Making healthy meals is another challenge. I strive to eat clean, but it is often a struggle. I am currently avoiding wheat, which may not be a forever choice for me, but I do think that I will generally consume very little. Sometimes a recipe can be easily adapted to be made without wheat without compromising the taste that my kids expect and enjoy; however, there are just as many instances where the end result really is not all I would like it to be. For example, shirataki noodles are a wonderful wheat-free option in lieu of regular pasta. I’ve used the spaghetti-style shirataki noodles with stir-fry and with spaghetti sauce, and both were great. Even the kids ate those noodles without batting an eye! Then I tried the fettucini-style shirataki noodles and they completely bombed. Honestly, it was like trying to eat rubber!

So, planning a week’s worth of meals often feels like a daunting task. I want to try new recipes but know they won’t likely be appreciated. I want to make healthier choices, but I don’t want to be throwing out leftovers. I want the benefit of having a plan, but I struggle with the interruptions to routine that throw wrenches into my plans. I might plan a more elaborate meal for a particular day, only to wind up driving a child somewhere right before dinner that night, and there goes my plan! And then, sometimes I just like being spontaneous. There are a lot of dishes that I have to be in the right mood for, and you cannot plan for moods.

Despite all that, I did sit down and I did plan out a week of meals. Let me tell you! Yesterday was the first day of the week, but my plan already saved me. Mondays are always long days, because I work a full day and usually have somewhere to be in the evening. Yesterday was no exception, but I also had to pick up two children from two different locations, and I did not have a solid time frame for the one. While I had hoped to pick up both kids by 3:30, we were not finally home until 4:30. It was so tempting to stop somewhere and pick up something that would be ‘quick’ and ‘easy’ instead of sticking to my plan, but having a plan made such a difference. When I made the plan, I knew that Monday would be crunched for time, so I planned the meal appropriately.

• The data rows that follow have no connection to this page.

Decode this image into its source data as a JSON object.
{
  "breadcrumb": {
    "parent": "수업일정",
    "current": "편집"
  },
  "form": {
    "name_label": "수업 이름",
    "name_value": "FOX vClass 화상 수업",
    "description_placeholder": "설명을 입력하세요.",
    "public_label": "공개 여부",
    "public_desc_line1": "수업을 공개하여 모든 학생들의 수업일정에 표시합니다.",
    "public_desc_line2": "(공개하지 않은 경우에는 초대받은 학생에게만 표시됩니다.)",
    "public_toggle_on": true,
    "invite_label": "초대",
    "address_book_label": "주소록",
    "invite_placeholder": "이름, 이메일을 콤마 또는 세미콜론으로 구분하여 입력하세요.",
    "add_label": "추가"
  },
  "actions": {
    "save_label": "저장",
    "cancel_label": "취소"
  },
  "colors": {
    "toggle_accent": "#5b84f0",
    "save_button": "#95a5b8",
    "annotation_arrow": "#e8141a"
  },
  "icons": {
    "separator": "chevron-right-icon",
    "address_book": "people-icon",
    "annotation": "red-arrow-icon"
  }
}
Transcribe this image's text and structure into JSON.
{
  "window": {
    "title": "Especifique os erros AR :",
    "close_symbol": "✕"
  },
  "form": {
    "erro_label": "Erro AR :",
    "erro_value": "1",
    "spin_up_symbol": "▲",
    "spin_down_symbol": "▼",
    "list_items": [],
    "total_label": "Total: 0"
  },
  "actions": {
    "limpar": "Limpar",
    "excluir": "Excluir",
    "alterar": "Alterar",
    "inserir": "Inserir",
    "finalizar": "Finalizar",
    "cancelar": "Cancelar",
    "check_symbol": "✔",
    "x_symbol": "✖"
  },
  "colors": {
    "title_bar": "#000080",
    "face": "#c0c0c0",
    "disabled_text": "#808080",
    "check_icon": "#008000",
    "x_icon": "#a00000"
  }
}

The ‘pick up something quick and easy’ option would not truly have been as quick! By the time we would have picked up something up and got home, it would have been at least 5:00 pm. Instead, we were eating brown rice pasta with Italian sausage meat sauce and Caesar salad shortly after 5:00.

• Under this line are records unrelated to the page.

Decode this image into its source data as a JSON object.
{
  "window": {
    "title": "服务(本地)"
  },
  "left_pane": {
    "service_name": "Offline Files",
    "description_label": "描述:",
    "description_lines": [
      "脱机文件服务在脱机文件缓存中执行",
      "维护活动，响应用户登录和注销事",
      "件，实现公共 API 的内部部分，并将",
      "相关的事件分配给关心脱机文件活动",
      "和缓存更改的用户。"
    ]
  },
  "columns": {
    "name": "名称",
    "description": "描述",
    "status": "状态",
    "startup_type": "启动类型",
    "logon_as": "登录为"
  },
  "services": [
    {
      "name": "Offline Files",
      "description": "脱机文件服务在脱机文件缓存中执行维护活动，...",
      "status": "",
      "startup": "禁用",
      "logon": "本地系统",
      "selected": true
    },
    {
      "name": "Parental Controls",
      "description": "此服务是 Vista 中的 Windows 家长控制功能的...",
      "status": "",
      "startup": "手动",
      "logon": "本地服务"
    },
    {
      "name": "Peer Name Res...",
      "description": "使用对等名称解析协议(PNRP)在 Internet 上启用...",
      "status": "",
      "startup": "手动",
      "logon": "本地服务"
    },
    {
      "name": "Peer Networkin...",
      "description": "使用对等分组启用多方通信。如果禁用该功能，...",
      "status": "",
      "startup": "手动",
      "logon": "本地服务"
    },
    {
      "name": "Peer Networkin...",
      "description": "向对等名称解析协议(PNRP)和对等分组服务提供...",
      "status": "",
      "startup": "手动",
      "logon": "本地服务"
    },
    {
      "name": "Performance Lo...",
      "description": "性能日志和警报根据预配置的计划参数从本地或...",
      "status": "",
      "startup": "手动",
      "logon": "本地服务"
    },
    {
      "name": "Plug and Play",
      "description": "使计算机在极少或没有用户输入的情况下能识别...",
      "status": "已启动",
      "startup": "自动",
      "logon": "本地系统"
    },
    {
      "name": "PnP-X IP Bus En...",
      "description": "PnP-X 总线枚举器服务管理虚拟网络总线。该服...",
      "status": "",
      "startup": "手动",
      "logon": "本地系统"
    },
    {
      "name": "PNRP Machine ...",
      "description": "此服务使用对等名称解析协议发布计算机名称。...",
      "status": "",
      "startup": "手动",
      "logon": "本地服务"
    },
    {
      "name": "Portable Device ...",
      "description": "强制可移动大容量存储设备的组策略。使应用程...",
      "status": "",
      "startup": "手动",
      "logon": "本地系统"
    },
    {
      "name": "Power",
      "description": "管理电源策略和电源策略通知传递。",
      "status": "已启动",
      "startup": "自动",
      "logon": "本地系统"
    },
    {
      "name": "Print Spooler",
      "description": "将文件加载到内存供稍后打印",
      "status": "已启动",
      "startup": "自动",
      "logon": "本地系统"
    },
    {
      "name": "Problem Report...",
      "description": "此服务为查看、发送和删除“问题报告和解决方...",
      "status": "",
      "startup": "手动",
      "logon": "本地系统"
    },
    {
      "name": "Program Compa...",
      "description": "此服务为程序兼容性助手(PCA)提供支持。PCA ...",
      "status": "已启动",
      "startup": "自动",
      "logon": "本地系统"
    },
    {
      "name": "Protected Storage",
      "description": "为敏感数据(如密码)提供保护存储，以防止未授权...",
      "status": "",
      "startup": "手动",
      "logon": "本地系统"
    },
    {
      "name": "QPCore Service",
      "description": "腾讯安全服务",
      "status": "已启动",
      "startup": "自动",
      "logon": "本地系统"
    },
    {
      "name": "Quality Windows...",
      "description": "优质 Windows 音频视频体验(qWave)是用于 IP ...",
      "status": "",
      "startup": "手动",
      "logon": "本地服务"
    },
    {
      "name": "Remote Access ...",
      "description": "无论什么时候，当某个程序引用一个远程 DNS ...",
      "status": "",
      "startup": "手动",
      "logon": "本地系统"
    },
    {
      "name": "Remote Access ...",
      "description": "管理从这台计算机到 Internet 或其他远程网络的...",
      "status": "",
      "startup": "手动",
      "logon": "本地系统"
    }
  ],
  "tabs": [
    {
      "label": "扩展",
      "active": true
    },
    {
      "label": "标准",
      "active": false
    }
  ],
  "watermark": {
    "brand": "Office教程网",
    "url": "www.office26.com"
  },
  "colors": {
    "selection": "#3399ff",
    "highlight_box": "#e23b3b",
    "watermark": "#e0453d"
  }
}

So, here is the rest of my meal plan for the week:

Tuesday: Chinese chicken and rice, raw vegetables (leftovers for picky kids)

Wednesday: Shepherd’s pie, a green salad and raw veggies

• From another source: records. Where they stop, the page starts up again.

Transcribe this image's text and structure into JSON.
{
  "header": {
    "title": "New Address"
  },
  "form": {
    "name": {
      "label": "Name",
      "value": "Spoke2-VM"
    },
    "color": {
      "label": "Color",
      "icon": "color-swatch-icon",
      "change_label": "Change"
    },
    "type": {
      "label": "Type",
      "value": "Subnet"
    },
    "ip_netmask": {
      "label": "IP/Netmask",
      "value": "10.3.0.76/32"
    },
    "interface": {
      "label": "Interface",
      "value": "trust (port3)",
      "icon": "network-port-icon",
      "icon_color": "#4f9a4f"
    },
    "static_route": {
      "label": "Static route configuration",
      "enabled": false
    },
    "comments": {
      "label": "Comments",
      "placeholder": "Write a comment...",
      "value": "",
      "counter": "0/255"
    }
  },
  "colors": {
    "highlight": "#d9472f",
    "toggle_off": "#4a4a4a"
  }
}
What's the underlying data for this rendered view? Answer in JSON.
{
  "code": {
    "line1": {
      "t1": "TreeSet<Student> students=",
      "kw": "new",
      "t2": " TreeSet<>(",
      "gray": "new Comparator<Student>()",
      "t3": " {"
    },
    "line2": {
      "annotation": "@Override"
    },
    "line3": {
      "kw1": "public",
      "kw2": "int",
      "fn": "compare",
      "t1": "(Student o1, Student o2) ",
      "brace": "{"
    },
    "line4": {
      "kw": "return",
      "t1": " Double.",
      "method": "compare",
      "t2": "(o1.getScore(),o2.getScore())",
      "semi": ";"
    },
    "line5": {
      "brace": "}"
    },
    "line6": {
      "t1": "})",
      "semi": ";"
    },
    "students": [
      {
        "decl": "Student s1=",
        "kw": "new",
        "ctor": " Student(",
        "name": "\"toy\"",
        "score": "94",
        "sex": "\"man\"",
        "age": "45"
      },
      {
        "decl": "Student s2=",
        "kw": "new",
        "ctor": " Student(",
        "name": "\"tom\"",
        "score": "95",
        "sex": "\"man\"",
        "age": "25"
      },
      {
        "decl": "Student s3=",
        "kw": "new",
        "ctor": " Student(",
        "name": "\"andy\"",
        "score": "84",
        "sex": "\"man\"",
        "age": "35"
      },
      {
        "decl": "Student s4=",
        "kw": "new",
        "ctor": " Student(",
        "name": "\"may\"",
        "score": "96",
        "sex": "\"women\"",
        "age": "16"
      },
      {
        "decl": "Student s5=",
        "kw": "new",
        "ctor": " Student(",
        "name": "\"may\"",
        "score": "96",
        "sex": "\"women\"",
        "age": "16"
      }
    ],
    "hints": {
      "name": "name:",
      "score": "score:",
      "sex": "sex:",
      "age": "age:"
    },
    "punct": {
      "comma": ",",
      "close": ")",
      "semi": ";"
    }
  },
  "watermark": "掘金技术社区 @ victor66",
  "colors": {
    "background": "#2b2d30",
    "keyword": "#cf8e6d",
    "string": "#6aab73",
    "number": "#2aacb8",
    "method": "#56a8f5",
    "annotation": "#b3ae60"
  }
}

Thursday: roasted pork tenderloin, quinoa, corn

Friday: roasted salmon fillets, roasted asparagus, green salad

Saturday: I seldom cook on Saturdays, because I start work so early that I am basically in zombie mode by late afternoon.

Sunday: black bean soup (sandwiches for the picky kids)

Brownie Cupcakes

 

Here is another recipe from Damy Health. I used almond butter instead of the cashew butter, but I don’t think it really made a difference.

My non-chocolate loving son tried one before I got around to making the frosting. He did not like it, which isn’t so surprising since he doesn’t really like chocolate. He said they tasted too healthy. If he only knew!

My daughter tried one without frosting and couldn’t wait for one with frosting.

These brownies are small and rich without being overly sweet. I didn’t pile on the frosting, so there was a fair bit leftover.